- **Exercise description**: Write the data out verbatim.

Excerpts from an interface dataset
___

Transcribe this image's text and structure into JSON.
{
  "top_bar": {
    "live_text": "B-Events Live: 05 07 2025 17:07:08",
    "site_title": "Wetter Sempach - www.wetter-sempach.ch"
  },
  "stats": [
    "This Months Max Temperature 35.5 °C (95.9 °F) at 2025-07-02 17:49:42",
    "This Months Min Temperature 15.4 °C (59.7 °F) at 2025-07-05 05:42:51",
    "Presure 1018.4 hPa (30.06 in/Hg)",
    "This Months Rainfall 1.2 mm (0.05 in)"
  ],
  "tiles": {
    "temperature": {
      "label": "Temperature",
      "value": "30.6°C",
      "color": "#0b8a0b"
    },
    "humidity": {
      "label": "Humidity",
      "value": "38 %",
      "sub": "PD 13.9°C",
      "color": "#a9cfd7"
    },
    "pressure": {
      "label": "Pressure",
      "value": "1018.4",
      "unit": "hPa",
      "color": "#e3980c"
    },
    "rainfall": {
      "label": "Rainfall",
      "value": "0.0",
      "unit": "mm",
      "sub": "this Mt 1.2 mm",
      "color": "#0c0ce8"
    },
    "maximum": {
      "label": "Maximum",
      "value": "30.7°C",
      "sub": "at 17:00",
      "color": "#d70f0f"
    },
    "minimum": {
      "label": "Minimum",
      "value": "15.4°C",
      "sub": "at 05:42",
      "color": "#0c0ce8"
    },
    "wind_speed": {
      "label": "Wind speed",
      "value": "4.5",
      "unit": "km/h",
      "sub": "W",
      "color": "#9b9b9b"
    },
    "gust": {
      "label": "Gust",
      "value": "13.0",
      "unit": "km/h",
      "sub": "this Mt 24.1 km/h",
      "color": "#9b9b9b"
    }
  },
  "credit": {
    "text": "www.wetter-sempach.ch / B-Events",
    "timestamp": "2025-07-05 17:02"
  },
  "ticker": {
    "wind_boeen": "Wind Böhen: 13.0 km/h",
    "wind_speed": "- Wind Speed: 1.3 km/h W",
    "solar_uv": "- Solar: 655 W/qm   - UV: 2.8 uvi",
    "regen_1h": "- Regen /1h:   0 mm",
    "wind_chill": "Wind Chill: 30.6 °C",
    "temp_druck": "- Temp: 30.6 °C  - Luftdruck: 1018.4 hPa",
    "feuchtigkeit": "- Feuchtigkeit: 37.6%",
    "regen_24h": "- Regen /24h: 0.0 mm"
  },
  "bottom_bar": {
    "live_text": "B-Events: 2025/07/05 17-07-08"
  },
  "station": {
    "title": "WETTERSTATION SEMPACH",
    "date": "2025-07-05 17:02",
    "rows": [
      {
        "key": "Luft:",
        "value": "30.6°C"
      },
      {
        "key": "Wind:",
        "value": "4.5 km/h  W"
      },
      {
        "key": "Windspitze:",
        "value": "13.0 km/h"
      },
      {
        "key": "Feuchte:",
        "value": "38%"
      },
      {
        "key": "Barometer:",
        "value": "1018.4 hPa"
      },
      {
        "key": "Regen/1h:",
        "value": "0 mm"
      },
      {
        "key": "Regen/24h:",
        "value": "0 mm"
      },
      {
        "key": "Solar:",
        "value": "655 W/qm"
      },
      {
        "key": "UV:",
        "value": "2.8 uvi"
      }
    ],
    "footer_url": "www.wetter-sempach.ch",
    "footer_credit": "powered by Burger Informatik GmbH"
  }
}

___

- **Task result**:
Transcribe this image's text and structure into JSON.
{
  "top_bar": {
    "live_text": "B-Events Live: 05 07 2025 17:07:08",
    "site_title": "Wetter Sempach - www.wetter-sempach.ch"
  },
  "stats": [
    "This Months Max Temperature 35.5 °C (95.9 °F) at 2025-07-02 17:49:42",
    "This Months Min Temperature 15.4 °C (59.7 °F) at 2025-07-05 05:42:51",
    "Presure 1018.4 hPa (30.06 in/Hg)",
    "This Months Rainfall 1.2 mm (0.05 in)"
  ],
  "tiles": {
    "temperature": {
      "label": "Temperature",
      "value": "30.6°C",
      "color": "#0b8a0b"
    },
    "humidity": {
      "label": "Humidity",
      "value": "38 %",
      "sub": "PD 13.9°C",
      "color": "#a9cfd7"
    },
    "pressure": {
      "label": "Pressure",
      "value": "1018.4",
      "unit": "hPa",
      "color": "#e3980c"
    },
    "rainfall": {
      "label": "Rainfall",
      "value": "0.0",
      "unit": "mm",
      "sub": "this Mt 1.2 mm",
      "color": "#0c0ce8"
    },
    "maximum": {
      "label": "Maximum",
      "value": "30.7°C",
      "sub": "at 17:00",
      "color": "#d70f0f"
    },
    "minimum": {
      "label": "Minimum",
      "value": "15.4°C",
      "sub": "at 05:42",
      "color": "#0c0ce8"
    },
    "wind_speed": {
      "label": "Wind speed",
      "value": "4.5",
      "unit": "km/h",
      "sub": "W",
      "color": "#9b9b9b"
    },
    "gust": {
      "label": "Gust",
      "value": "13.0",
      "unit": "km/h",
      "sub": "this Mt 24.1 km/h",
      "color": "#9b9b9b"
    }
  },
  "credit": {
    "text": "www.wetter-sempach.ch / B-Events",
    "timestamp": "2025-07-05 17:02"
  },
  "ticker": {
    "wind_boeen": "Wind Böhen: 13.0 km/h",
    "wind_speed": "- Wind Speed: 1.3 km/h W",
    "solar_uv": "- Solar: 655 W/qm   - UV: 2.8 uvi",
    "regen_1h": "- Regen /1h:   0 mm",
    "wind_chill": "Wind Chill: 30.6 °C",
    "temp_druck": "- Temp: 30.6 °C  - Luftdruck: 1018.4 hPa",
    "feuchtigkeit": "- Feuchtigkeit: 37.6%",
    "regen_24h": "- Regen /24h: 0.0 mm"
  },
  "bottom_bar": {
    "live_text": "B-Events: 2025/07/05 17-07-08"
  },
  "station": {
    "title": "WETTERSTATION SEMPACH",
    "date": "2025-07-05 17:02",
    "rows": [
      {
        "key": "Luft:",
        "value": "30.6°C"
      },
      {
        "key": "Wind:",
        "value": "4.5 km/h  W"
      },
      {
        "key": "Windspitze:",
        "value": "13.0 km/h"
      },
      {
        "key": "Feuchte:",
        "value": "38%"
      },
      {
        "key": "Barometer:",
        "value": "1018.4 hPa"
      },
      {
        "key": "Regen/1h:",
        "value": "0 mm"
      },
      {
        "key": "Regen/24h:",
        "value": "0 mm"
      },
      {
        "key": "Solar:",
        "value": "655 W/qm"
      },
      {
        "key": "UV:",
        "value": "2.8 uvi"
      }
    ],
    "footer_url": "www.wetter-sempach.ch",
    "footer_credit": "powered by Burger Informatik GmbH"
  }
}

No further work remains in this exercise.